WORK ITEM:
Using the listing below, report each line holding the string "label".

AVAILABLE DATA:
§ §
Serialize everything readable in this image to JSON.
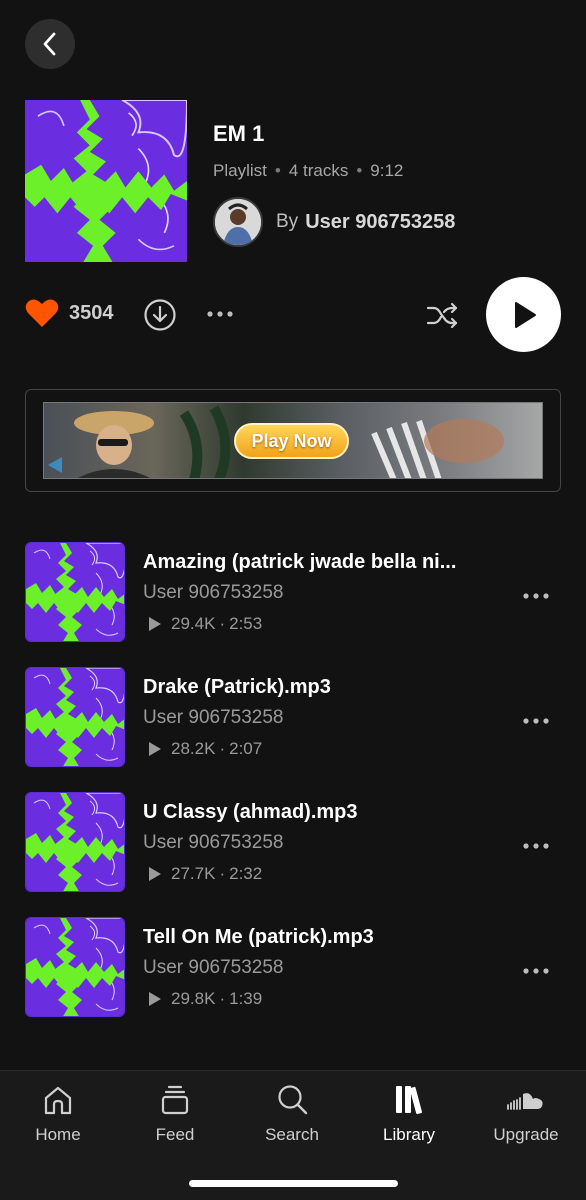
{
  "header": {
    "back_icon": "chevron-left-icon",
    "title": "EM 1",
    "type": "Playlist",
    "tracks": "4 tracks",
    "duration": "9:12",
    "by": "By",
    "owner": "User 906753258"
  },
  "actions": {
    "likes": "3504",
    "like_color": "#ff5500"
  },
  "ad": {
    "cta": "Play Now"
  },
  "tracks": [
    {
      "title": "Amazing (patrick jwade bella ni...",
      "artist": "User 906753258",
      "plays": "29.4K",
      "duration": "2:53"
    },
    {
      "title": "Drake (Patrick).mp3",
      "artist": "User 906753258",
      "plays": "28.2K",
      "duration": "2:07"
    },
    {
      "title": "U Classy (ahmad).mp3",
      "artist": "User 906753258",
      "plays": "27.7K",
      "duration": "2:32"
    },
    {
      "title": "Tell On Me (patrick).mp3",
      "artist": "User 906753258",
      "plays": "29.8K",
      "duration": "1:39"
    }
  ],
  "nav": {
    "items": [
      {
        "label": "Home",
        "icon": "home-icon"
      },
      {
        "label": "Feed",
        "icon": "feed-icon"
      },
      {
        "label": "Search",
        "icon": "search-icon"
      },
      {
        "label": "Library",
        "icon": "library-icon",
        "active": true
      },
      {
        "label": "Upgrade",
        "icon": "soundcloud-icon"
      }
    ]
  },
  "colors": {
    "background": "#121212",
    "accent": "#ff5500",
    "art_purple": "#6a2ee0",
    "art_green": "#6cf02a"
  }
}
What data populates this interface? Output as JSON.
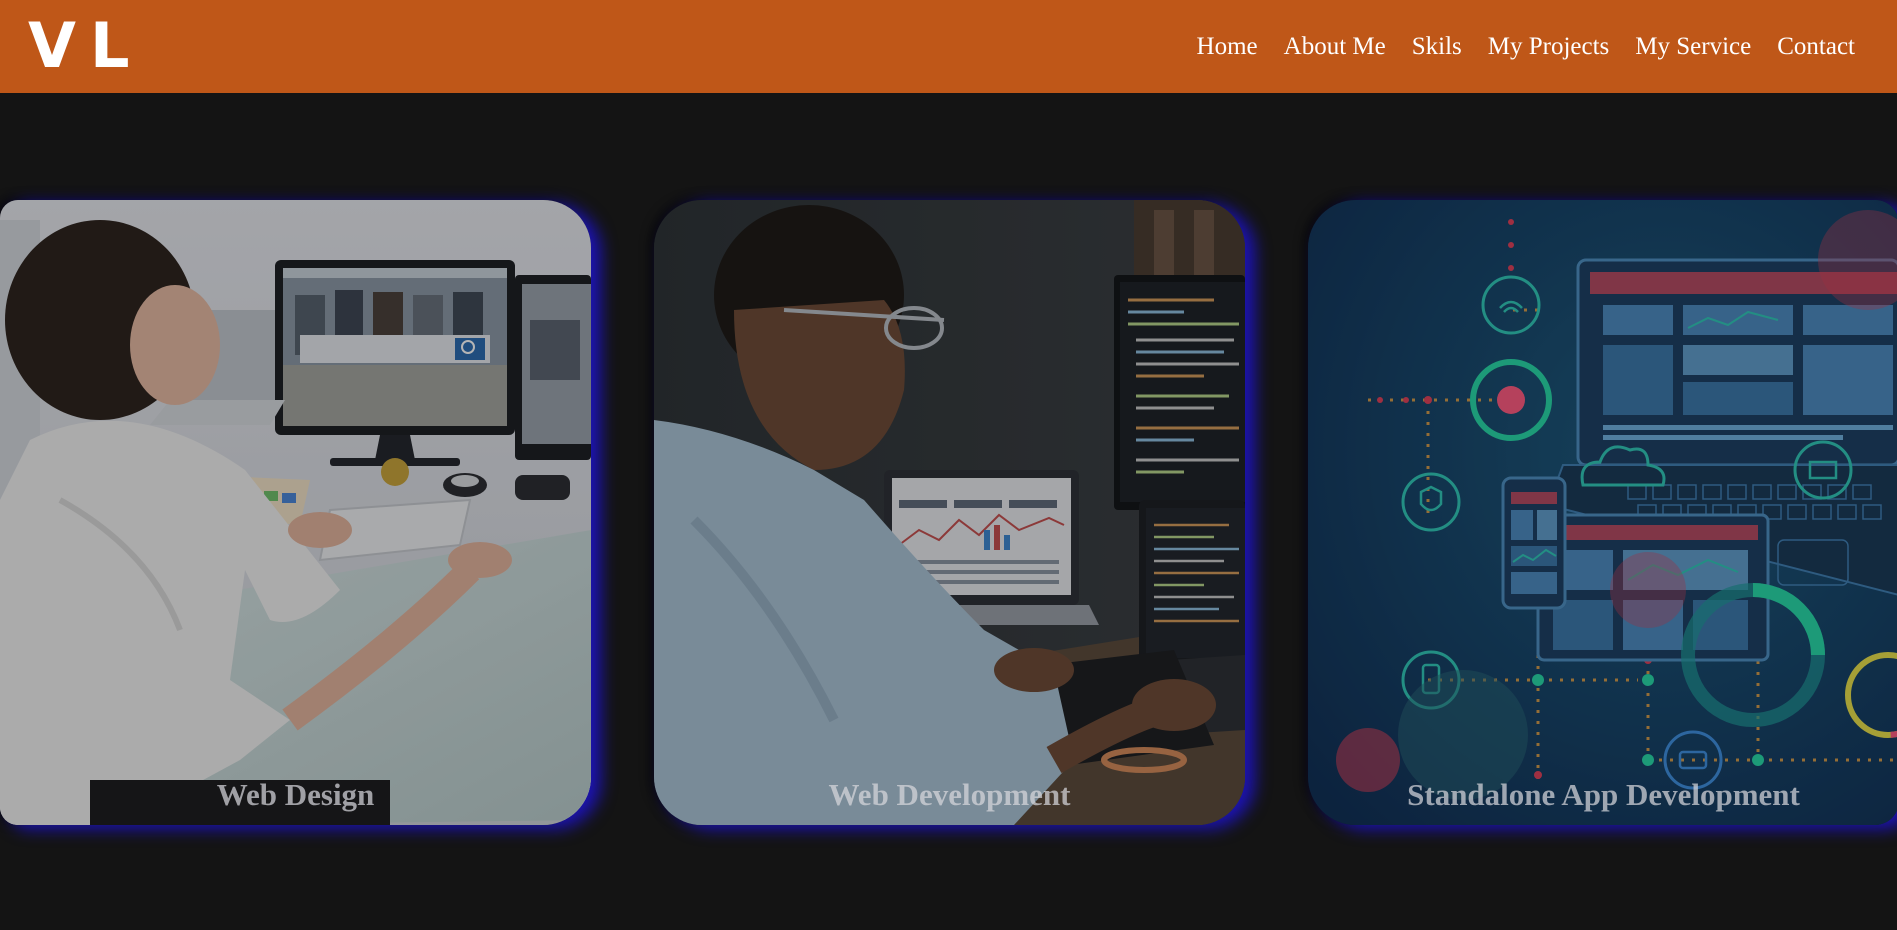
{
  "header": {
    "logo_text": "VL",
    "nav": [
      {
        "label": "Home"
      },
      {
        "label": "About Me"
      },
      {
        "label": "Skils"
      },
      {
        "label": "My Projects"
      },
      {
        "label": "My Service"
      },
      {
        "label": "Contact"
      }
    ]
  },
  "services": [
    {
      "title": "Web Design",
      "image": "woman-at-desk-with-monitors"
    },
    {
      "title": "Web Development",
      "image": "man-coding-on-laptops"
    },
    {
      "title": "Standalone App Development",
      "image": "devices-network-illustration"
    }
  ],
  "colors": {
    "header_bg": "#bf5718",
    "page_bg": "#141414",
    "card_glow": "#1e14d2",
    "nav_text": "#ffffff"
  }
}
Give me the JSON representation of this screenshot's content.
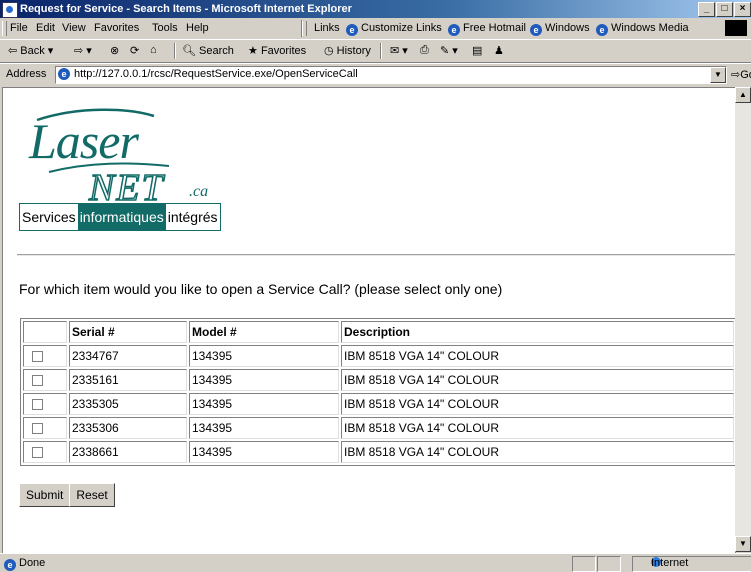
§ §
WRITTEN ANSWER:
        "label": "Home",
        "label": "Feed",
        "label": "Search",
        "label": "Library",
        "label": "Upgrade",
        "label": "Home"
        "label": "About Me"
        "label": "Skils"
        "label": "My Projects"
        "label": "My Service"
        "label": "Contact"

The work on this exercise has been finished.